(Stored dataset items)
[Start of section]

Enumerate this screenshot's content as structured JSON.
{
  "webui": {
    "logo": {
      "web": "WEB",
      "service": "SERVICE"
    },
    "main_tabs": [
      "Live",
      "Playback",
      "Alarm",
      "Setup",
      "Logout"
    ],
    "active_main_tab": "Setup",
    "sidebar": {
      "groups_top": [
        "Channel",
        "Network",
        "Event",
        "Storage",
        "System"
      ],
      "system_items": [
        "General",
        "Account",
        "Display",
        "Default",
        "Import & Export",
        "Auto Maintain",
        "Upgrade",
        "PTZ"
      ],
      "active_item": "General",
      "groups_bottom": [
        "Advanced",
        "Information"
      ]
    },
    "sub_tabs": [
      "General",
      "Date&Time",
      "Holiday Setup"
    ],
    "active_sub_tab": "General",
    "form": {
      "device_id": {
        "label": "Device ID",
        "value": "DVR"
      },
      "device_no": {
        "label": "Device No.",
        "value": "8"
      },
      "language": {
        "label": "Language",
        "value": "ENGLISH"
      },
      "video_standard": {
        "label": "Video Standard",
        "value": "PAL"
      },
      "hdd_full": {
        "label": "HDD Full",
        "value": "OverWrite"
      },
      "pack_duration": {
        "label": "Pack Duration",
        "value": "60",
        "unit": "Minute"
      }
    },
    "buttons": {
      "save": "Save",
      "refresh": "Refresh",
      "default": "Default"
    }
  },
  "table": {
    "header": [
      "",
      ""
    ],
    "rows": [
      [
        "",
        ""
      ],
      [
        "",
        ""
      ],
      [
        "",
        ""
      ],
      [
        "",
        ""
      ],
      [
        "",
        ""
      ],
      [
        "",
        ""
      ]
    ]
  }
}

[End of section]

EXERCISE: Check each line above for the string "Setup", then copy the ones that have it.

TASK OUTPUT:
      "Setup",
    "active_main_tab": "Setup",
      "Holiday Setup"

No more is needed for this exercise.